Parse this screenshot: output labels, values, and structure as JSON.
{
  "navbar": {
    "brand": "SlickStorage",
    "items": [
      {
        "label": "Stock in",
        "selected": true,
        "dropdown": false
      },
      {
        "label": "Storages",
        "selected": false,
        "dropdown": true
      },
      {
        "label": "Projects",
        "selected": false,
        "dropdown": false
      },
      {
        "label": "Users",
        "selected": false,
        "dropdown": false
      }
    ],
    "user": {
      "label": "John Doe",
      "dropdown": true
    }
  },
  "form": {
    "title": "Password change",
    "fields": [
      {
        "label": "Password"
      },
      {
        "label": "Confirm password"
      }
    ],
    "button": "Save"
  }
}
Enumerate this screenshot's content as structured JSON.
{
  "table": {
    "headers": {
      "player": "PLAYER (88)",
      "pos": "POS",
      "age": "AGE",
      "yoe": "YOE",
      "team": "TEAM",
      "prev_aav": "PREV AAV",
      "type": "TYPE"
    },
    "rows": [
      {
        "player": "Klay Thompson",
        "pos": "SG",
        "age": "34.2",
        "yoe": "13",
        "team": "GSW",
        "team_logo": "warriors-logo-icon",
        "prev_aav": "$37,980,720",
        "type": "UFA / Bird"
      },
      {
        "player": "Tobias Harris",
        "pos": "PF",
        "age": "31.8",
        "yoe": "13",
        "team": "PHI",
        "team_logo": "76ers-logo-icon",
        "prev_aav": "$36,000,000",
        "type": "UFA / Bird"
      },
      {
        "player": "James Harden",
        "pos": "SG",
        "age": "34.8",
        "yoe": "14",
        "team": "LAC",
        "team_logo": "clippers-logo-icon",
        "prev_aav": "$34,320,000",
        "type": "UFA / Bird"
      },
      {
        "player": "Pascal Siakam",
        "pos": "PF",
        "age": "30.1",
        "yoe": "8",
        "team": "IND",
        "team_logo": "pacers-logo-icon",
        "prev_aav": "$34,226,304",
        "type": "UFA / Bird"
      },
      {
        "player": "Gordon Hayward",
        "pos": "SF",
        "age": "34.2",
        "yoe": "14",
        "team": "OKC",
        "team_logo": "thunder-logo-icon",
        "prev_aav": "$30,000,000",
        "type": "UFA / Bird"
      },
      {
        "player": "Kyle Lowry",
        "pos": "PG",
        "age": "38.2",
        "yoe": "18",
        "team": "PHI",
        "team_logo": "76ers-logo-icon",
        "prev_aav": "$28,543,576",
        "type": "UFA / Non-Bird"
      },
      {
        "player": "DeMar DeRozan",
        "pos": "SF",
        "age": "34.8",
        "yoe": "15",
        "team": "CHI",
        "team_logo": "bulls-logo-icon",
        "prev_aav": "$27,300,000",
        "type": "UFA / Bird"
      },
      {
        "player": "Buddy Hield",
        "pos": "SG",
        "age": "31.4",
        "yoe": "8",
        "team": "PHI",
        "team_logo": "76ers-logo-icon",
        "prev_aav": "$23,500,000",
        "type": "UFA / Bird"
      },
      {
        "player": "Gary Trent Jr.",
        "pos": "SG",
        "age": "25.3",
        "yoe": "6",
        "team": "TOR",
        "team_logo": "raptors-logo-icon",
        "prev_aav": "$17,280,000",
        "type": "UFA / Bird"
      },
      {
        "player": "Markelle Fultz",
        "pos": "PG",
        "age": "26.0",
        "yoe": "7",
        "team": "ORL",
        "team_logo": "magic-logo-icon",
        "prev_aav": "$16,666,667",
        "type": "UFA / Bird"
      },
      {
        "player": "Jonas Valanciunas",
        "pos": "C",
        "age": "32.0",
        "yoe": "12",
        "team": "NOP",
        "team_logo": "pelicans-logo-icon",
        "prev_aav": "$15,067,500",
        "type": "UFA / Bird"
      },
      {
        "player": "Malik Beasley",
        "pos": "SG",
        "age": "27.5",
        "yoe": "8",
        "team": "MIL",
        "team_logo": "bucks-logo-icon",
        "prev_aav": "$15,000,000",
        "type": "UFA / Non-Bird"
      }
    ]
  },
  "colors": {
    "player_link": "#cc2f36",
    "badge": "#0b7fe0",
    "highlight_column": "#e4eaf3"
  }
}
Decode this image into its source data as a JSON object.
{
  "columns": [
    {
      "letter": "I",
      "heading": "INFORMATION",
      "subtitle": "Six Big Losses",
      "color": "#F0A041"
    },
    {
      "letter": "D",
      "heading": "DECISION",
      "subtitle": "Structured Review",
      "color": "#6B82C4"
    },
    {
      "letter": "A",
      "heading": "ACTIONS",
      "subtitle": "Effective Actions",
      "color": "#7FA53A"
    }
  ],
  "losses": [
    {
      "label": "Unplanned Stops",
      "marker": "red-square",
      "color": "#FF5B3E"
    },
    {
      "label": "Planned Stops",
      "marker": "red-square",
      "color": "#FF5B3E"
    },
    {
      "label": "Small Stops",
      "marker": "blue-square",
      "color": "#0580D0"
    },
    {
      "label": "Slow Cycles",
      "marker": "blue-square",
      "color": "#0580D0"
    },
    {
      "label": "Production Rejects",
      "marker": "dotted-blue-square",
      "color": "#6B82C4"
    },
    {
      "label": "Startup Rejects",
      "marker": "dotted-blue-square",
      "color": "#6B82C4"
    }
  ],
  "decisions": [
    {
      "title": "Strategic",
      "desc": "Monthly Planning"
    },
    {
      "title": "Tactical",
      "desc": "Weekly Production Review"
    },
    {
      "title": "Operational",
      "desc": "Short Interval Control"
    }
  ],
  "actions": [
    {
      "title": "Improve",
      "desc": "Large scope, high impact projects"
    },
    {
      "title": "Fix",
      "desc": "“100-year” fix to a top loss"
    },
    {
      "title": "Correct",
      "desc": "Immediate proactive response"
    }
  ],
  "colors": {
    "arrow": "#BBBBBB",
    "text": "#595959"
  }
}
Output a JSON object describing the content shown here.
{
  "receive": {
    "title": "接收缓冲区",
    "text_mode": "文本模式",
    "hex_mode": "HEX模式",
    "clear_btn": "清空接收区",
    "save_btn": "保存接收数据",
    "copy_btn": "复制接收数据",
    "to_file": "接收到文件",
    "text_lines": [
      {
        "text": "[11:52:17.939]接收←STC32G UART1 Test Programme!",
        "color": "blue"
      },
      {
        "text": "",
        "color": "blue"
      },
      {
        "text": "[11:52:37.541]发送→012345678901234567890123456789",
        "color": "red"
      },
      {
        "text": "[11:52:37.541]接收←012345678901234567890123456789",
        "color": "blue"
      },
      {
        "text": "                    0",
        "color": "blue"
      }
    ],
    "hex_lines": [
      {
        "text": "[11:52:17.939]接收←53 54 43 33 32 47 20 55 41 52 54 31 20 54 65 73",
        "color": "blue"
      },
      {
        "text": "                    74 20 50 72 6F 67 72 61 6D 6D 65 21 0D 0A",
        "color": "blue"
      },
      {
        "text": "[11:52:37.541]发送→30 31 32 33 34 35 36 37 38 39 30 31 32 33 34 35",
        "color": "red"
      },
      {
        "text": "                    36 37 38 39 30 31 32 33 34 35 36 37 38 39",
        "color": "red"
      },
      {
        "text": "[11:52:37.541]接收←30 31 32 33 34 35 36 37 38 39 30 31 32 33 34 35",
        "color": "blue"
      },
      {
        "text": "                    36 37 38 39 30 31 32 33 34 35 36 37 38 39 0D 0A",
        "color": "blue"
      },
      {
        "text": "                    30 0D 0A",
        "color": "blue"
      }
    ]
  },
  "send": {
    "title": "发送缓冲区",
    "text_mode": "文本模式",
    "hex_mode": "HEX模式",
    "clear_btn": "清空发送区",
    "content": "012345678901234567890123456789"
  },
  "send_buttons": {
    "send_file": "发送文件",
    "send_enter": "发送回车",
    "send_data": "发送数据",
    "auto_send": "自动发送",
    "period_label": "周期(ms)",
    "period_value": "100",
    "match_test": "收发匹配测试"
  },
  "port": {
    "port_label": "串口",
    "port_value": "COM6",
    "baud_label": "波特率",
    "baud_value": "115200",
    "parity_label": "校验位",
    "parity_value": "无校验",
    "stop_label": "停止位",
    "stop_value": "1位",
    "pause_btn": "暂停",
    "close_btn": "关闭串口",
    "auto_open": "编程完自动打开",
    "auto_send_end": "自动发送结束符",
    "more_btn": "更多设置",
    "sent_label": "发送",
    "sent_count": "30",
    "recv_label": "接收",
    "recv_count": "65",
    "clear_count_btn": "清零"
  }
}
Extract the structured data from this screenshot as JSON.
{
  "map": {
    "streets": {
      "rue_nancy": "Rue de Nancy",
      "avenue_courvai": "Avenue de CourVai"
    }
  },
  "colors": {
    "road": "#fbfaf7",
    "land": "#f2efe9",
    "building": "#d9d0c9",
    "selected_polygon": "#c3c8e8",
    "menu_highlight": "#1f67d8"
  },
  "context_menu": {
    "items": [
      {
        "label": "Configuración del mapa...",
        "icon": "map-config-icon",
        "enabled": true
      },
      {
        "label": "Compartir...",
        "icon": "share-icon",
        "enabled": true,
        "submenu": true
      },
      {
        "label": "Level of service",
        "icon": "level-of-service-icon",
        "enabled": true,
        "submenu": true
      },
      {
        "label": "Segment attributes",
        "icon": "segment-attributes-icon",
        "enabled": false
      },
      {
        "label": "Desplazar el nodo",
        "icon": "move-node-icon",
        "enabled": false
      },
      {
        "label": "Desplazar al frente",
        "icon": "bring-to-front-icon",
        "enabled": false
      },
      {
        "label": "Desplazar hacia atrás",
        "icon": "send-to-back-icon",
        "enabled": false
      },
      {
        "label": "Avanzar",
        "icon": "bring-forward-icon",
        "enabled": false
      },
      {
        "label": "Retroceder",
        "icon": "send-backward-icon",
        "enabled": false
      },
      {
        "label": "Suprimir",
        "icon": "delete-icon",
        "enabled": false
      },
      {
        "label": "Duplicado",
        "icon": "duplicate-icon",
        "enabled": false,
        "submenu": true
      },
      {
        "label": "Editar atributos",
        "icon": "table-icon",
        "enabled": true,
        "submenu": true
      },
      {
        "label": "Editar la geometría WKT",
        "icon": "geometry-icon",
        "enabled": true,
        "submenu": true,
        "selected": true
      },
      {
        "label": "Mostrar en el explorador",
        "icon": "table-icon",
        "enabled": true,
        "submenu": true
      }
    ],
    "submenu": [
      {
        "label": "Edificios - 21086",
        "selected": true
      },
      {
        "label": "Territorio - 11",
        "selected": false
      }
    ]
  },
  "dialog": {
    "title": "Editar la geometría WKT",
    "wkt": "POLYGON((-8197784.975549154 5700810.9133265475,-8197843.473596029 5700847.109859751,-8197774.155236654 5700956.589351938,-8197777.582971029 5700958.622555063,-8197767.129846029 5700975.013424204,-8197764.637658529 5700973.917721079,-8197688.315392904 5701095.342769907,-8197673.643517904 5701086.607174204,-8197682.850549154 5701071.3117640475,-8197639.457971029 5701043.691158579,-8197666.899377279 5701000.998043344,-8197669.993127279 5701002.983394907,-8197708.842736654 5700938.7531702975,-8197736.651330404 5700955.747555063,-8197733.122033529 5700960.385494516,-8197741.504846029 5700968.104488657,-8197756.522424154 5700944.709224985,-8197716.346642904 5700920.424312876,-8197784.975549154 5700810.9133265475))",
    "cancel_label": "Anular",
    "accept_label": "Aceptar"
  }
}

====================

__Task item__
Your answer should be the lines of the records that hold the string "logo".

__Your solution__
        "team_logo": "warriors-logo-icon",
        "team_logo": "76ers-logo-icon",
        "team_logo": "clippers-logo-icon",
        "team_logo": "pacers-logo-icon",
        "team_logo": "thunder-logo-icon",
        "team_logo": "76ers-logo-icon",
        "team_logo": "bulls-logo-icon",
        "team_logo": "76ers-logo-icon",
        "team_logo": "raptors-logo-icon",
        "team_logo": "magic-logo-icon",
        "team_logo": "pelicans-logo-icon",
        "team_logo": "bucks-logo-icon",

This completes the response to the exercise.